Definitely, having trouble concentrating, solving math problems, remembering facts can ruin any student’s life. That’s what lack of iron can result in. Its presence in the brain is critical. It has several important jobs. It acts as a cofactor in the synthesis of vital brain neurotransmitters. Like dopamine, which I mentioned above. As well as it helps to produce myelin, which is protective covering of nerve cells. Thanks goodness, if the above terrible symptoms arise from lack of iron, it’s easy to fix. Simply introduce more iron into your body! (3).
Vegan foods rich in iron
Spinach might be boring but that’s an awesome way to increase your iron. Already stuffing your smoothies with spinach? Well done and keep it up! Another awesome source is pumpkin seeds. Spinach and pumpkin seeds pair up nicely and taste good in most salads.
4. Omega-3 fatty acids — flaxseeds & walnuts
There are three types. All three in one way or another contribute to the optimal performance of your brain. I’m not going to get into too much detail. I’ll talk just about one of them – docosahexaenoic acid or DHA. It has been studied the most. And it’s no wonder. DHA makes up one part of your brain – cerebral cortex! It’s the largest part of the brain. It allows you to think, remember things, solve problems, concentrate on tasks, be able to communicate, and learn new languages. Low DHA has been associated with all kinds of misfortunes: memory loss, bipolar, schizophrenia, and so on.
If you are still not convinced, consider this. People with low DHA have smaller brains! (4). You would only expect that. If you don’t have the bricks (DHA) to build a house (brain), you would have to make it smaller. If you like numbers: DHA roughly makes up 10% of our brain!
Vegan foods rich in DHA and other omega-3 fatty acids
The densiest sources of omega-3 fatty acids are, again, plants. Namely, flaxseeds and walnuts. I’ll repeat this over and over so that it gets imprinted in your brain 🙂 : by soaking nuts and seeds, you are helping your body to absorb more nutrients and less antinutrients.

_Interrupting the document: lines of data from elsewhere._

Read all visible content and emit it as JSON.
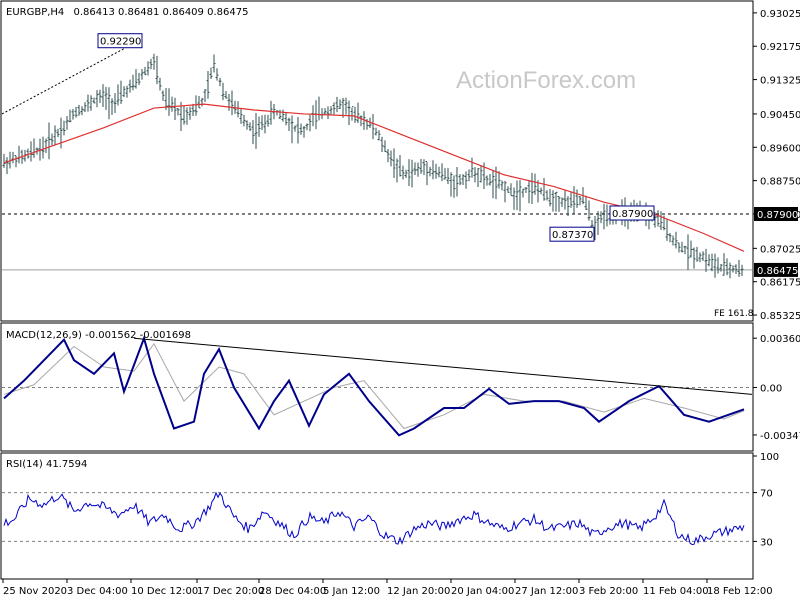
{
  "header": {
    "symbol": "EURGBP,H4",
    "ohlc": "0.86413 0.86481 0.86409 0.86475"
  },
  "watermark": "ActionForex.com",
  "colors": {
    "price": "#2f4f4f",
    "sma": "#e03030",
    "macd": "#00008b",
    "signal": "#a8a8a8",
    "rsi": "#0000cd",
    "current_tag_bg": "#000000",
    "label_box_border": "#00008b",
    "grid_dash": "#808080"
  },
  "chart_data": [
    {
      "type": "candlestick",
      "title": "EURGBP,H4",
      "ylim": [
        0.8525,
        0.932
      ],
      "y_ticks": [
        "0.93025",
        "0.92175",
        "0.91325",
        "0.90450",
        "0.89600",
        "0.88750",
        "0.87900",
        "0.87025",
        "0.86175",
        "0.85325"
      ],
      "x_ticks": [
        "25 Nov 2020",
        "3 Dec 04:00",
        "10 Dec 12:00",
        "17 Dec 20:00",
        "28 Dec 04:00",
        "5 Jan 12:00",
        "12 Jan 20:00",
        "20 Jan 04:00",
        "27 Jan 12:00",
        "3 Feb 20:00",
        "11 Feb 04:00",
        "18 Feb 12:00"
      ],
      "current_price": "0.86475",
      "horizontal_level": "0.87900",
      "annotations": [
        "0.92290",
        "0.87370",
        "0.87900"
      ],
      "fe_label": "FE 161.8",
      "series": [
        {
          "kind": "price",
          "x": [
            0,
            10,
            20,
            30,
            40,
            50,
            60,
            70,
            80,
            90,
            100,
            110,
            120,
            130,
            140,
            150,
            160,
            170,
            180,
            190,
            200,
            210,
            220,
            230,
            240,
            250,
            260,
            270,
            280,
            290,
            300,
            310,
            320,
            330,
            340,
            350,
            360,
            370,
            380,
            390,
            400,
            410,
            420,
            430,
            440,
            450,
            460,
            470,
            480,
            490,
            500,
            510,
            520,
            530,
            540,
            550,
            560,
            570,
            580,
            590,
            600,
            610,
            620,
            630,
            640,
            650,
            660,
            670,
            680,
            690,
            700,
            710,
            720,
            730,
            740
          ],
          "y": [
            0.892,
            0.893,
            0.8935,
            0.895,
            0.896,
            0.899,
            0.901,
            0.905,
            0.906,
            0.908,
            0.909,
            0.907,
            0.91,
            0.912,
            0.915,
            0.918,
            0.908,
            0.906,
            0.904,
            0.906,
            0.908,
            0.917,
            0.91,
            0.906,
            0.903,
            0.9,
            0.902,
            0.905,
            0.904,
            0.901,
            0.9,
            0.904,
            0.905,
            0.906,
            0.907,
            0.904,
            0.903,
            0.901,
            0.896,
            0.892,
            0.889,
            0.89,
            0.891,
            0.89,
            0.889,
            0.887,
            0.888,
            0.89,
            0.888,
            0.887,
            0.886,
            0.884,
            0.885,
            0.886,
            0.884,
            0.883,
            0.882,
            0.882,
            0.883,
            0.875,
            0.879,
            0.878,
            0.879,
            0.8785,
            0.879,
            0.878,
            0.876,
            0.872,
            0.87,
            0.869,
            0.868,
            0.866,
            0.865,
            0.865,
            0.8647
          ]
        },
        {
          "kind": "moving-average",
          "x": [
            0,
            50,
            100,
            150,
            200,
            250,
            300,
            350,
            400,
            450,
            500,
            550,
            600,
            650,
            700,
            740
          ],
          "y": [
            0.892,
            0.8965,
            0.901,
            0.906,
            0.907,
            0.9055,
            0.9045,
            0.904,
            0.899,
            0.894,
            0.889,
            0.886,
            0.882,
            0.879,
            0.874,
            0.8695
          ]
        }
      ]
    },
    {
      "type": "line",
      "title": "MACD(12,26,9) -0.001562 -0.001698",
      "ylim": [
        -0.0045,
        0.0045
      ],
      "y_ticks": [
        "0.003609",
        "0.00",
        "-0.003472"
      ],
      "series": [
        {
          "kind": "macd",
          "x": [
            0,
            20,
            40,
            60,
            70,
            90,
            110,
            120,
            140,
            150,
            170,
            190,
            200,
            215,
            230,
            255,
            270,
            285,
            305,
            320,
            345,
            365,
            395,
            410,
            440,
            460,
            485,
            505,
            530,
            555,
            580,
            595,
            625,
            655,
            680,
            705,
            740
          ],
          "y": [
            -0.0008,
            0.0005,
            0.002,
            0.0035,
            0.002,
            0.001,
            0.0025,
            -0.0003,
            0.0036,
            0.001,
            -0.003,
            -0.0025,
            0.001,
            0.0028,
            0.0,
            -0.003,
            -0.001,
            0.0005,
            -0.0028,
            -0.0005,
            0.001,
            -0.001,
            -0.0035,
            -0.003,
            -0.0015,
            -0.0015,
            -0.0001,
            -0.0012,
            -0.001,
            -0.001,
            -0.0015,
            -0.0025,
            -0.001,
            0.0001,
            -0.002,
            -0.0025,
            -0.0016
          ]
        },
        {
          "kind": "signal",
          "x": [
            0,
            30,
            70,
            100,
            130,
            150,
            180,
            215,
            240,
            270,
            300,
            330,
            360,
            400,
            440,
            480,
            520,
            560,
            600,
            640,
            680,
            720,
            740
          ],
          "y": [
            -0.0005,
            0.0002,
            0.003,
            0.0015,
            0.0012,
            0.0032,
            -0.001,
            0.0015,
            0.001,
            -0.002,
            -0.001,
            0.0,
            0.0005,
            -0.003,
            -0.002,
            -0.0005,
            -0.001,
            -0.001,
            -0.0018,
            -0.0008,
            -0.0015,
            -0.0023,
            -0.0017
          ]
        }
      ],
      "trendline": {
        "x": [
          130,
          800
        ],
        "y": [
          0.0036,
          -0.0005
        ]
      }
    },
    {
      "type": "line",
      "title": "RSI(14) 41.7594",
      "ylim": [
        0,
        100
      ],
      "y_ticks": [
        "100",
        "70",
        "30"
      ],
      "series": [
        {
          "kind": "rsi",
          "x": [
            0,
            10,
            25,
            40,
            55,
            70,
            85,
            100,
            115,
            130,
            145,
            160,
            175,
            190,
            205,
            215,
            230,
            245,
            260,
            275,
            290,
            305,
            320,
            335,
            350,
            365,
            380,
            395,
            410,
            425,
            440,
            455,
            470,
            485,
            500,
            515,
            530,
            545,
            560,
            575,
            590,
            605,
            620,
            635,
            650,
            660,
            675,
            690,
            705,
            720,
            740
          ],
          "y": [
            45,
            48,
            65,
            60,
            68,
            55,
            62,
            58,
            52,
            60,
            45,
            52,
            40,
            45,
            58,
            70,
            50,
            40,
            55,
            45,
            35,
            50,
            45,
            55,
            42,
            50,
            35,
            30,
            40,
            45,
            42,
            48,
            52,
            45,
            40,
            45,
            48,
            40,
            42,
            45,
            35,
            42,
            45,
            40,
            50,
            60,
            35,
            30,
            35,
            38,
            42
          ]
        }
      ]
    }
  ]
}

5. Vitamins B6, B9 and B12 — all fruits, citruses, nori, shiitake, sea buckthorn & ferments
Vegan foods rich in vitamins B6 and B9
As someone living only on plant foods you should have enough of vitamins B6 and B9. All fruits are excellent sources of B6! Whereas citrus fruits are full of vitamin B9.
Vegan sources of vitamin B12
What you may have trouble with is vitamin B12.
In addition to lowering homocysteine, which negatively impacts your brain, vitamin B12 has other roles. It keeps brain nerve cells and their protective covering in a working order. Plus, it affects how fast signals are sent from one nerve cell to another.
Be low on vitamin B12 and you guarantee yourself slow thinking, brain fog, and a dozen of other “pleasantries” (5).
I’ve talked about vitamin B12. A lot. Basically, if you are a strict vegan to obtain the vitamin you have three options.
Second, eat a little bit of soil from your garden. Just harvest greens slightly unwashed.
I stick to the first two. Also, sometimes during winter and fall, I might have one or two raw egg yolks per week.
This was too much for one time probably.
The bottom line:
In addition to a plethora of antioxidants and other phytonutrients that you get from raw veggies and greens, the above things should keep your grey matter in a good shape.
To get enough of all these seeds, nuts, mushrooms, and other stuff is good. But eating these in moderation is even better. Less is more. A bunch of studies say:
Less food in your stomach = more power in your brain
Skip that second helping from time to time. If it’s delicious.. it’s tempting… I know.